This book is an in-depth study of the entire span of this eleven-year effort, which only concluded when the Arabian forces of the UAE basically pushed the international peacekeepers aside in their misbegotten desire to start another brawl with Israel in 1967. Unfortunately for them, we all know now how well that turned out for them.
The narrative begins with the hasty deployment itself and all the problems and issues encountered by the Yugoslav contingent as they were forced to adapt to a very foreign environment under extremely trying circumstances. Amazingly, their casualties remained remarkably low over the course of their deployment and they were never involved in anything resembling a full-fledged firefight, to their credit.
One of the more amusing aspects for me was how the Yugoslav troops were changed by their encounters with the VERY capitalist environment they were thrown into after decades of communist austerity. This book covers all the details, even including tales of bordellos and alcohol and other "degenerate" aspects of life, and it's telling that this peace-keeping operation eventually turned into something of a plum assignment for members of the Yugoslav army, even at the cost of a reduction in rank for each applicant in order to keep salary costs down.
As stated before, this unit remained on station until 1967, when they were fairly gently pushed aside by UAE members looking for a fight with their Israeli neighbors. This book provides a quite detailed study of the entire operation from beginning to end, and gives you a real feel for conditions and circumstances of the time. I found it to be a compelling read and certainly broadened my own understanding of this moment in middle eastern history. I recommend this book to anyone interested in this era and location - it's inarguably one of the better studies of this type of subject.

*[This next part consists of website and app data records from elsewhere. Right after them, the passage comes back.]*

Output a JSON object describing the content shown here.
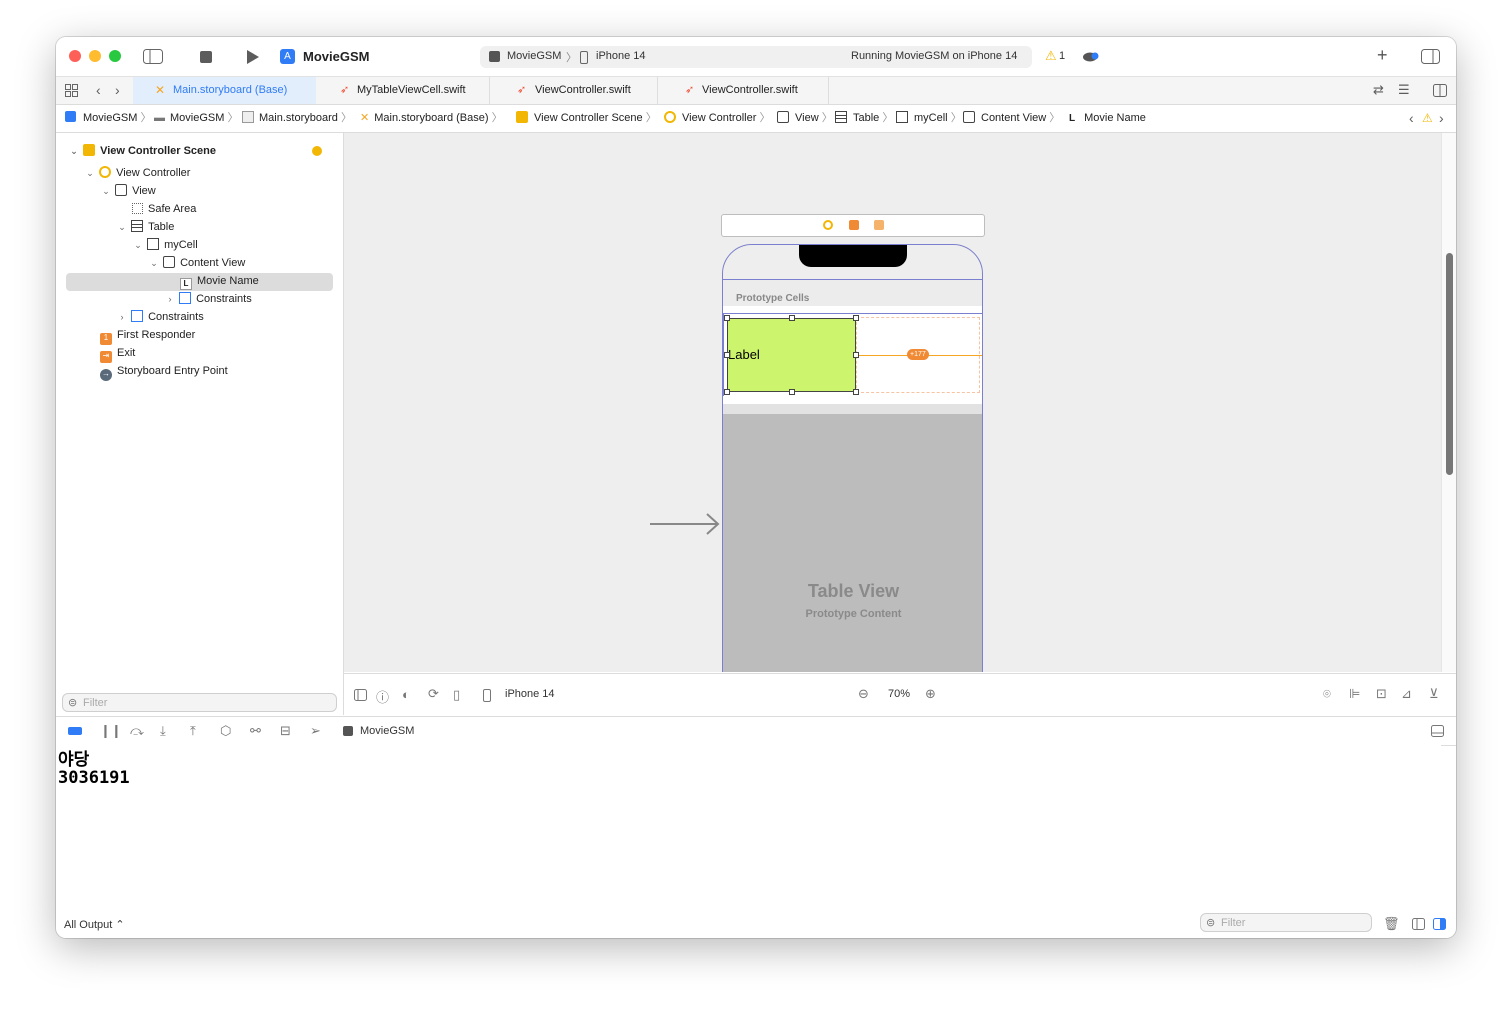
{
  "app": {
    "project": "MovieGSM"
  },
  "toolbar": {
    "scheme": "MovieGSM",
    "device": "iPhone 14",
    "status": "Running MovieGSM on iPhone 14",
    "warning_count": "1"
  },
  "tabs": [
    {
      "label": "Main.storyboard (Base)"
    },
    {
      "label": "MyTableViewCell.swift"
    },
    {
      "label": "ViewController.swift"
    },
    {
      "label": "ViewController.swift"
    }
  ],
  "breadcrumb": [
    "MovieGSM",
    "MovieGSM",
    "Main.storyboard",
    "Main.storyboard (Base)",
    "View Controller Scene",
    "View Controller",
    "View",
    "Table",
    "myCell",
    "Content View",
    "Movie Name"
  ],
  "outline": [
    {
      "label": "View Controller Scene"
    },
    {
      "label": "View Controller"
    },
    {
      "label": "View"
    },
    {
      "label": "Safe Area"
    },
    {
      "label": "Table"
    },
    {
      "label": "myCell"
    },
    {
      "label": "Content View"
    },
    {
      "label": "Movie Name"
    },
    {
      "label": "Constraints"
    },
    {
      "label": "Constraints"
    },
    {
      "label": "First Responder"
    },
    {
      "label": "Exit"
    },
    {
      "label": "Storyboard Entry Point"
    }
  ],
  "canvas": {
    "prototype_cells": "Prototype Cells",
    "label_text": "Label",
    "constraint_badge": "+177",
    "table_view_title": "Table View",
    "table_view_sub": "Prototype Content"
  },
  "canvas_bar": {
    "device": "iPhone 14",
    "zoom": "70%"
  },
  "navigator_filter": {
    "placeholder": "Filter"
  },
  "debug": {
    "target": "MovieGSM"
  },
  "console": {
    "lines": [
      "야당",
      "3036191"
    ]
  },
  "console_bar": {
    "output": "All Output ⌃",
    "filter_placeholder": "Filter"
  },
  "colors": {
    "accent": "#2F7CF6",
    "label_fill": "#CCF56D",
    "constraint": "#F5A623",
    "warning": "#F2B705"
  }
}
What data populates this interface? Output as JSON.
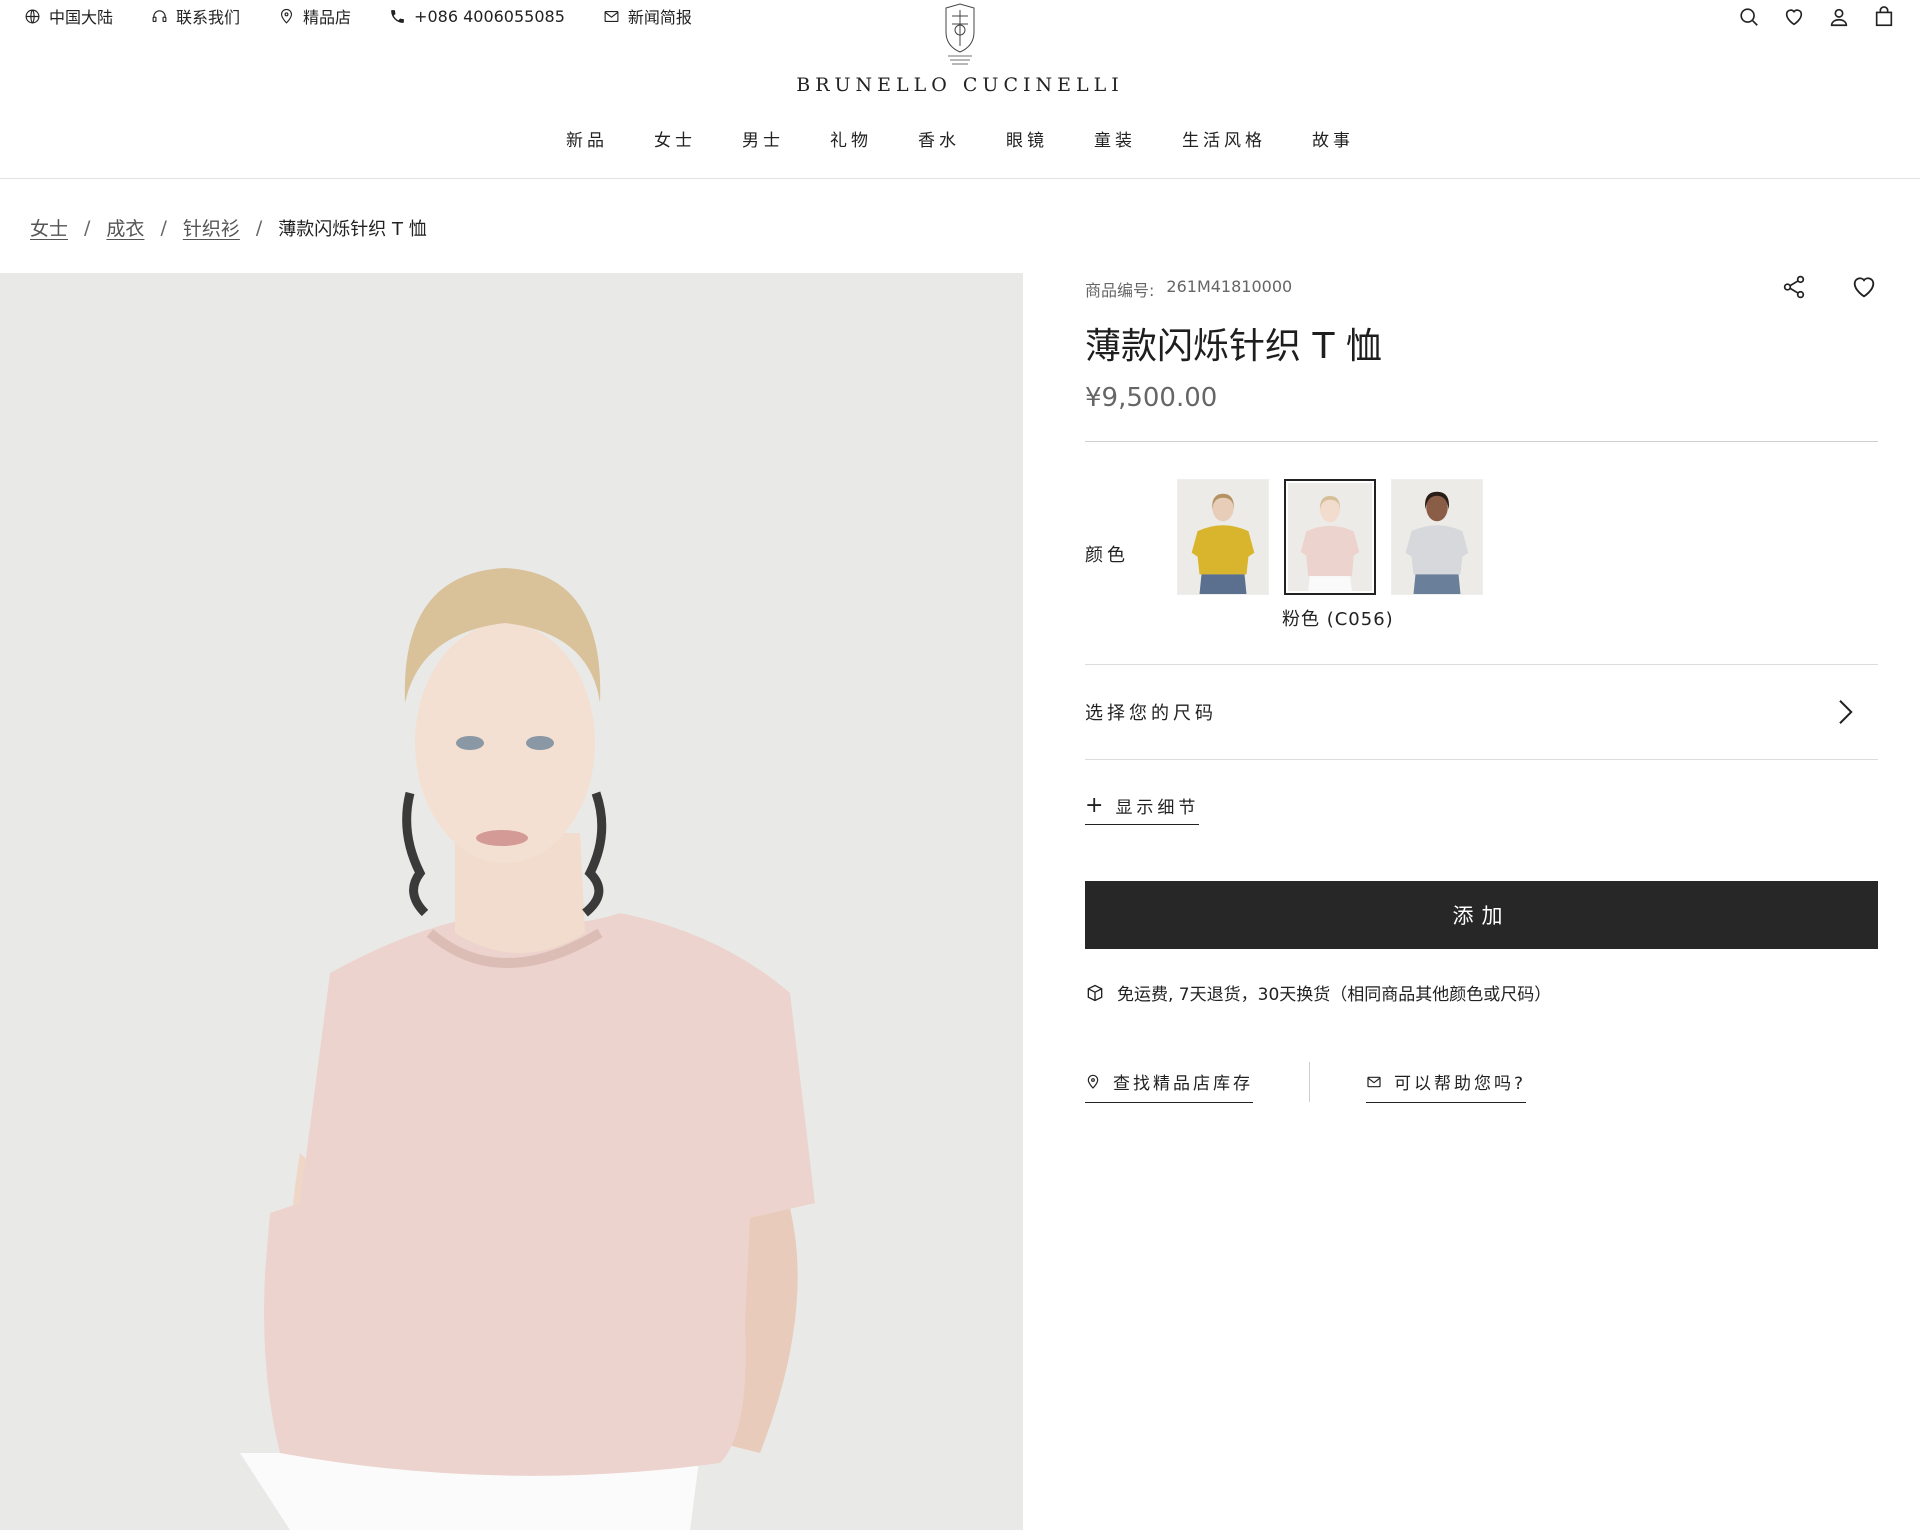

My thanks to Helion and Company for the publication of this interesting document and to IPMS/USA for a chance to read it. Fascinating!